The applicant contended that the opponent has simply made assertions without showing how the documents are relevant for proving lack of novelty and inventive step. An IPAB decision (IPAB order No. 262 of 2013) was cited to argue that mere assertions without sufficient comparison with prior art is not sufficient to constitute a valid opposition. In the instant case the opponent instead of referring to the specified grounds under Section 25(1) has only stated ‘traditional knowledge on the issue of novelty and inventive step concerning Section 3(p) and Section 2(1)(j) respective of Indian Patents Act.’
Further it was submitted that all the opposition documents refer to Centella asiatica Urban which is an optional feature of the present invention and no reference has been made to Plectranthus amboinicus. Since there is no indication of the use of the extract of Plectranthus amboinicus from the documents submitted by the opponent, a person skilled in the art would never be motivated to make such a combination.
It is admitted that though the extract of Plectranthus amboinicus is known, the existing techniques of extractions (e.g. column chromatography) are cumbersome, time consuming and do not produce large quantities. The present invention, through the stirring separation technique, provides better and faster extraction.
Hence it was submitted that claims 11 to 13 should be upheld as novel and inventive.
First, the controller held that the opposition clearly refers to lack of novelty and obviousness which relate to specific grounds of opposition under Section 25(1) of the Indian Patents Act.
With regard to claims 1 to 10, the controller observed that it cannot be assumed that the opponents were not aware of these claims while filing the opposition. Therefore, since no documents referring to Plectranthus amboinicus were submitted and only documents related to Centella asiatica Urban were produced, claims 1 to 10 were accepted as novel.

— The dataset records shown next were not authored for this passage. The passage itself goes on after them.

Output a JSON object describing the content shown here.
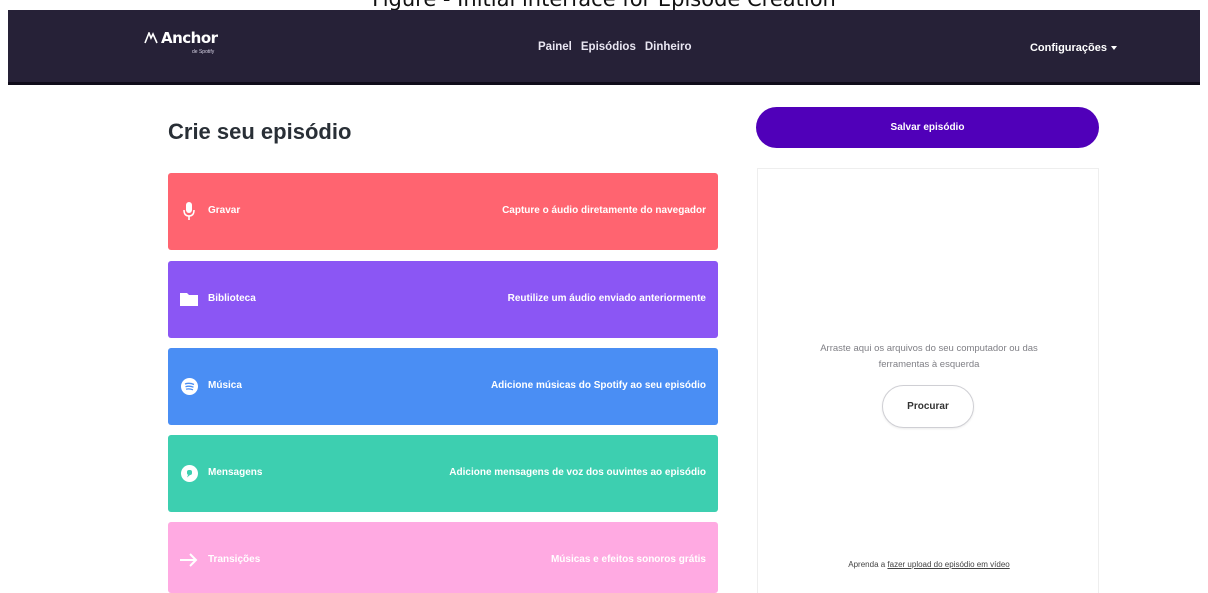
{
  "caption": "Figure - Initial interface for Episode Creation",
  "brand": {
    "name": "Anchor",
    "sub": "de Spotify"
  },
  "nav": {
    "links": [
      "Painel",
      "Episódios",
      "Dinheiro"
    ],
    "settings": "Configurações"
  },
  "page": {
    "title": "Crie seu episódio",
    "save_button": "Salvar episódio"
  },
  "tiles": [
    {
      "name": "Gravar",
      "desc": "Capture o áudio diretamente do navegador",
      "color": "#ff6470",
      "icon": "microphone-icon"
    },
    {
      "name": "Biblioteca",
      "desc": "Reutilize um áudio enviado anteriormente",
      "color": "#8b56f4",
      "icon": "folder-icon"
    },
    {
      "name": "Música",
      "desc": "Adicione músicas do Spotify ao seu episódio",
      "color": "#4a8ef4",
      "icon": "spotify-icon"
    },
    {
      "name": "Mensagens",
      "desc": "Adicione mensagens de voz dos ouvintes ao episódio",
      "color": "#3dcfb0",
      "icon": "message-icon"
    },
    {
      "name": "Transições",
      "desc": "Músicas e efeitos sonoros grátis",
      "color": "#ffaae2",
      "icon": "arrow-right-icon"
    }
  ],
  "dropzone": {
    "text": "Arraste aqui os arquivos do seu computador ou das ferramentas à esquerda",
    "browse_button": "Procurar",
    "video_hint_prefix": "Aprenda a ",
    "video_hint_link": "fazer upload do episódio em vídeo"
  }
}
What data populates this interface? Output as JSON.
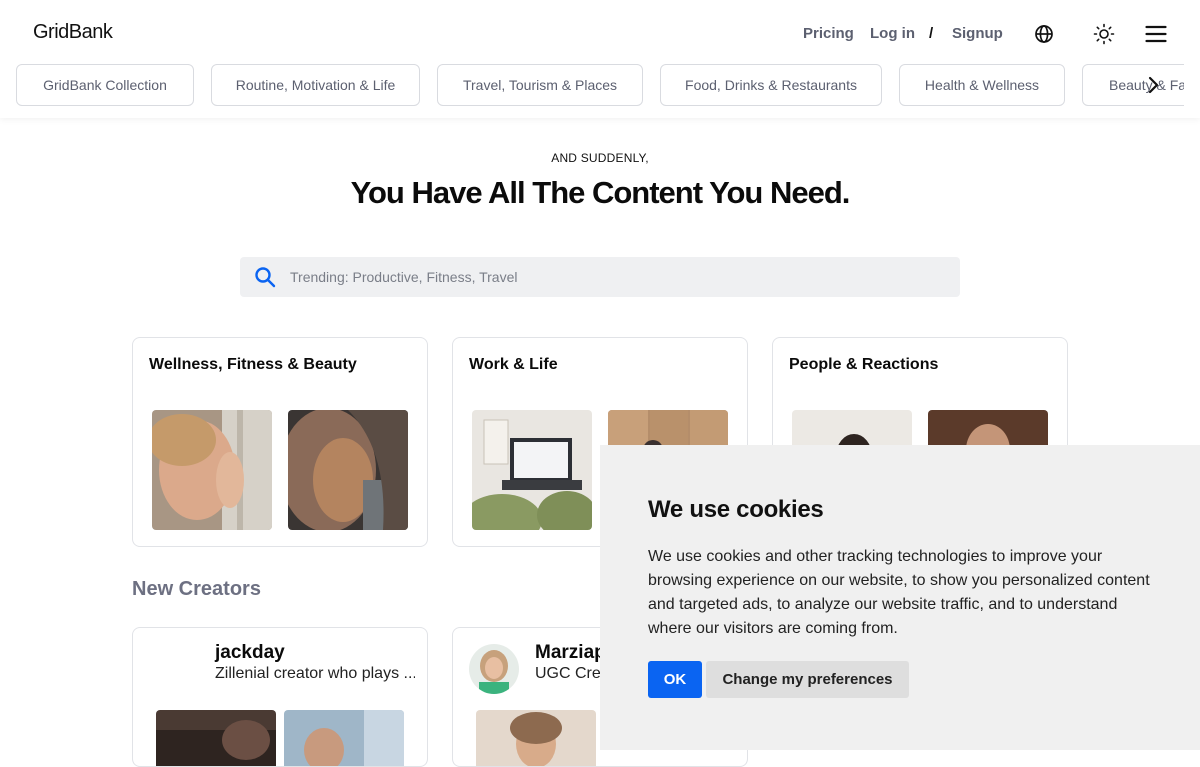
{
  "brand": {
    "name": "GridBank"
  },
  "nav": {
    "pricing": "Pricing",
    "login": "Log in",
    "separator": "/",
    "signup": "Signup",
    "icons": [
      "globe-icon",
      "sun-icon",
      "menu-icon"
    ]
  },
  "categories": [
    "GridBank Collection",
    "Routine, Motivation & Life",
    "Travel, Tourism & Places",
    "Food, Drinks & Restaurants",
    "Health & Wellness",
    "Beauty & Fashion"
  ],
  "hero": {
    "eyebrow": "AND SUDDENLY,",
    "headline": "You Have All The Content You Need."
  },
  "search": {
    "placeholder": "Trending: Productive, Fitness, Travel"
  },
  "collections": [
    {
      "title": "Wellness, Fitness & Beauty"
    },
    {
      "title": "Work & Life"
    },
    {
      "title": "People & Reactions"
    }
  ],
  "new_creators": {
    "title": "New Creators",
    "creators": [
      {
        "name": "jackday",
        "bio": "Zillenial creator who plays ..."
      },
      {
        "name": "Marziap",
        "bio": "UGC Crea"
      }
    ]
  },
  "cookie": {
    "title": "We use cookies",
    "body": "We use cookies and other tracking technologies to improve your browsing experience on our website, to show you personalized content and targeted ads, to analyze our website traffic, and to understand where our visitors are coming from.",
    "ok_label": "OK",
    "prefs_label": "Change my preferences"
  },
  "colors": {
    "accent": "#0a64f2",
    "nav_text": "#5c6070",
    "section_title": "#6d7082",
    "cookie_bg": "#f0f0f0"
  }
}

Claim 11 and 12 were also held to be novel as the opponent did not bring forth any evidence related to the combination of Plectranthus amboinicus and Cetella asiatica. Moreover, with respect to claim 11 the addition of the extract of Centella asiatica is an optional feature of the invention.
Claim 13 is an independent claim that relates to ‘wound dressing’ either with the extracts of Plectranthus amboinicus or the combined extracts of Plectranthus amboinicus and Centella asiatica. This claim was also held to be novel for the same reasons as above.
The applicant admitted that there exists a process of extracting the juice of Plectranthus amboinicus (US patent application US 2006/0099283. Where the said extract is obtained by grinding and then removing fragments by centrifugal filter devices. And other processes of extracting the leaf juice of Plectranthus amboinicus by column chromatography.) However, the present invention uses a ‘stirring separation technique’ which is less cumbersome, faster and yields more juice. Thus technical advancement as compared to the existing knowledge was held to be satisfied. Hence all the claims were upheld and the patent was granted.
Many thanks to our very own and dear Prashant Reddy for bringing this case to our notice!